### PROBLEM STATEMENT
Give the number of lines in the records below that include the word "Recognition", and add nothing to it.

---------------

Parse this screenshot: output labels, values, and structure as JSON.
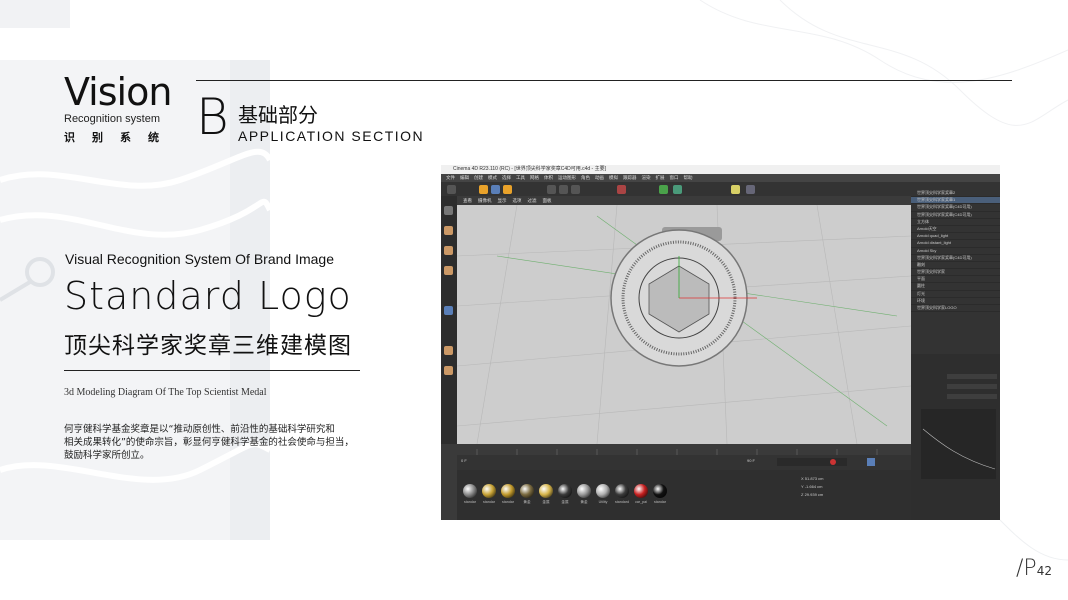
{
  "header": {
    "vision_title": "Vision",
    "vision_sub": "Recognition system",
    "vision_cn": "识别系统",
    "section_letter": "B",
    "section_cn": "基础部分",
    "section_en": "APPLICATION SECTION"
  },
  "content": {
    "brand_caption": "Visual Recognition System Of Brand Image",
    "title": "Standard  Logo",
    "cn_heading": "顶尖科学家奖章三维建模图",
    "en_sub": "3d Modeling Diagram Of The Top Scientist Medal",
    "desc_line1": "何亨健科学基金奖章是以“推动原创性、前沿性的基础科学研究和",
    "desc_line2": "相关成果转化”的使命宗旨，彰显何亨健科学基金的社会使命与担当，",
    "desc_line3": "鼓励科学家所创立。"
  },
  "page": {
    "slash": "/",
    "prefix": "P",
    "number": "42"
  },
  "screenshot": {
    "window_title": "Cinema 4D R23.110 (RC) - [世界顶尖科学家奖章C4D可用.c4d - 主要]",
    "menu": [
      "文件",
      "编辑",
      "创建",
      "模式",
      "选择",
      "工具",
      "网格",
      "体积",
      "运动图形",
      "角色",
      "动画",
      "模拟",
      "跟踪器",
      "渲染",
      "扩展",
      "窗口",
      "帮助"
    ],
    "viewport_menu": [
      "查看",
      "摄像机",
      "显示",
      "选项",
      "过滤",
      "面板"
    ],
    "objects": [
      "世界顶尖科学家奖章2",
      "世界顶尖科学家奖章1",
      "世界顶尖科学家奖章(C4D可用)",
      "世界顶尖科学家奖章(C4D可用)",
      "立方体",
      "Arnold天空",
      "Arnold quad_light",
      "Arnold distant_light",
      "Arnold Sky",
      "世界顶尖科学家奖章(C4D可用)",
      "雕刻",
      "世界顶尖科学家",
      "平面",
      "圆柱",
      "灯光",
      "环境",
      "世界顶尖科学家LOGO"
    ],
    "materials": [
      "standar",
      "standar",
      "standar",
      "黄金",
      "金属",
      "金属",
      "黄金",
      "Utility",
      "standard",
      "car_pai",
      "standar"
    ],
    "material_colors": [
      "#8c8c8c",
      "#c9a436",
      "#c29a2c",
      "#7a6a40",
      "#d7b54a",
      "#3a3a3a",
      "#9a9a9a",
      "#b0b0b0",
      "#3b3b3b",
      "#c82020",
      "#111111"
    ],
    "coord_labels": [
      "X",
      "Y",
      "Z"
    ],
    "coord_values": [
      "51.873 cm",
      "-1.664 cm",
      "29.939 cm"
    ],
    "frame_start": "0 F",
    "frame_end": "90 F"
  }
}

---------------

### EXERCISE ANSWER
2